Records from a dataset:
_____

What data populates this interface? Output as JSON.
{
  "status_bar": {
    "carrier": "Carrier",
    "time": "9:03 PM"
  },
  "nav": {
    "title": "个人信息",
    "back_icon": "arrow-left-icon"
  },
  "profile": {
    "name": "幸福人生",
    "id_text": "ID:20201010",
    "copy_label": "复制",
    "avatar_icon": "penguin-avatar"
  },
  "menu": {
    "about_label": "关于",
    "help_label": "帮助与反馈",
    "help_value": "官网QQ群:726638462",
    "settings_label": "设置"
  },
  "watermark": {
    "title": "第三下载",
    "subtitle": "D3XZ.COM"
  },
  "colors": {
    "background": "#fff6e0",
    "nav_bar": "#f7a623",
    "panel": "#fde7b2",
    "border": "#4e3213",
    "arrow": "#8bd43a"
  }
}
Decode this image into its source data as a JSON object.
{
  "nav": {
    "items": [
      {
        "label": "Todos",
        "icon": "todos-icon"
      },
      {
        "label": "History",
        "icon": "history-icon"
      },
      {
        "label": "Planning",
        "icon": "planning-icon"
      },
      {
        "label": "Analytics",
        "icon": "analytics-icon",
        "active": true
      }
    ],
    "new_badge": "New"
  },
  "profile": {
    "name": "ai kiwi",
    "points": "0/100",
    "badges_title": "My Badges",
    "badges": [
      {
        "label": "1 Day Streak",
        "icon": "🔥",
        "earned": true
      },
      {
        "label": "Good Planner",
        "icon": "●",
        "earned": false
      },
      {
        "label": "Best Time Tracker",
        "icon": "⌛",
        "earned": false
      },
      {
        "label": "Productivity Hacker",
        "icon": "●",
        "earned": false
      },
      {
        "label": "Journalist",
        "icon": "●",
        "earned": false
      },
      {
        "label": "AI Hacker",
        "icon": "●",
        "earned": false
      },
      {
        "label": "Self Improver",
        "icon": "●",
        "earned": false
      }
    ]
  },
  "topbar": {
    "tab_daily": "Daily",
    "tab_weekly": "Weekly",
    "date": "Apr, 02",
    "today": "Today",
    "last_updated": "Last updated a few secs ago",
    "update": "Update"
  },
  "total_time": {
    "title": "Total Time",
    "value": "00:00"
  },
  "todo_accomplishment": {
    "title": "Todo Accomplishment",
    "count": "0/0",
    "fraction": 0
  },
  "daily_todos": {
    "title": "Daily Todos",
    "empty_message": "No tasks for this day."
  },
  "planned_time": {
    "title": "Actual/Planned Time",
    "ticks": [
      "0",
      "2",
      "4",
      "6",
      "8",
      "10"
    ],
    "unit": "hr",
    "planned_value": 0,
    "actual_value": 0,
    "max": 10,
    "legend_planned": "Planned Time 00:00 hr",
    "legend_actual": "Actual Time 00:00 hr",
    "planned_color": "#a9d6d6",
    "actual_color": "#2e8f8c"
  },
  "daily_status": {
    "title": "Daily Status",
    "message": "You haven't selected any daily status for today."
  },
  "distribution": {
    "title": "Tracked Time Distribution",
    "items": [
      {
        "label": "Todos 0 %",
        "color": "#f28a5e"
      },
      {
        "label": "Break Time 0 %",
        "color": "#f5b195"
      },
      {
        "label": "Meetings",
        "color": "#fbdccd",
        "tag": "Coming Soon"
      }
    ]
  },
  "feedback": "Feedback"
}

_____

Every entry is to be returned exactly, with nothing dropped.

Task solution:
What data populates this interface? Output as JSON.
{
  "status_bar": {
    "carrier": "Carrier",
    "time": "9:03 PM"
  },
  "nav": {
    "title": "个人信息",
    "back_icon": "arrow-left-icon"
  },
  "profile": {
    "name": "幸福人生",
    "id_text": "ID:20201010",
    "copy_label": "复制",
    "avatar_icon": "penguin-avatar"
  },
  "menu": {
    "about_label": "关于",
    "help_label": "帮助与反馈",
    "help_value": "官网QQ群:726638462",
    "settings_label": "设置"
  },
  "watermark": {
    "title": "第三下载",
    "subtitle": "D3XZ.COM"
  },
  "colors": {
    "background": "#fff6e0",
    "nav_bar": "#f7a623",
    "panel": "#fde7b2",
    "border": "#4e3213",
    "arrow": "#8bd43a"
  }
}
Decode this image into its source data as a JSON object.
{
  "nav": {
    "items": [
      {
        "label": "Todos",
        "icon": "todos-icon"
      },
      {
        "label": "History",
        "icon": "history-icon"
      },
      {
        "label": "Planning",
        "icon": "planning-icon"
      },
      {
        "label": "Analytics",
        "icon": "analytics-icon",
        "active": true
      }
    ],
    "new_badge": "New"
  },
  "profile": {
    "name": "ai kiwi",
    "points": "0/100",
    "badges_title": "My Badges",
    "badges": [
      {
        "label": "1 Day Streak",
        "icon": "🔥",
        "earned": true
      },
      {
        "label": "Good Planner",
        "icon": "●",
        "earned": false
      },
      {
        "label": "Best Time Tracker",
        "icon": "⌛",
        "earned": false
      },
      {
        "label": "Productivity Hacker",
        "icon": "●",
        "earned": false
      },
      {
        "label": "Journalist",
        "icon": "●",
        "earned": false
      },
      {
        "label": "AI Hacker",
        "icon": "●",
        "earned": false
      },
      {
        "label": "Self Improver",
        "icon": "●",
        "earned": false
      }
    ]
  },
  "topbar": {
    "tab_daily": "Daily",
    "tab_weekly": "Weekly",
    "date": "Apr, 02",
    "today": "Today",
    "last_updated": "Last updated a few secs ago",
    "update": "Update"
  },
  "total_time": {
    "title": "Total Time",
    "value": "00:00"
  },
  "todo_accomplishment": {
    "title": "Todo Accomplishment",
    "count": "0/0",
    "fraction": 0
  },
  "daily_todos": {
    "title": "Daily Todos",
    "empty_message": "No tasks for this day."
  },
  "planned_time": {
    "title": "Actual/Planned Time",
    "ticks": [
      "0",
      "2",
      "4",
      "6",
      "8",
      "10"
    ],
    "unit": "hr",
    "planned_value": 0,
    "actual_value": 0,
    "max": 10,
    "legend_planned": "Planned Time 00:00 hr",
    "legend_actual": "Actual Time 00:00 hr",
    "planned_color": "#a9d6d6",
    "actual_color": "#2e8f8c"
  },
  "daily_status": {
    "title": "Daily Status",
    "message": "You haven't selected any daily status for today."
  },
  "distribution": {
    "title": "Tracked Time Distribution",
    "items": [
      {
        "label": "Todos 0 %",
        "color": "#f28a5e"
      },
      {
        "label": "Break Time 0 %",
        "color": "#f5b195"
      },
      {
        "label": "Meetings",
        "color": "#fbdccd",
        "tag": "Coming Soon"
      }
    ]
  },
  "feedback": "Feedback"
}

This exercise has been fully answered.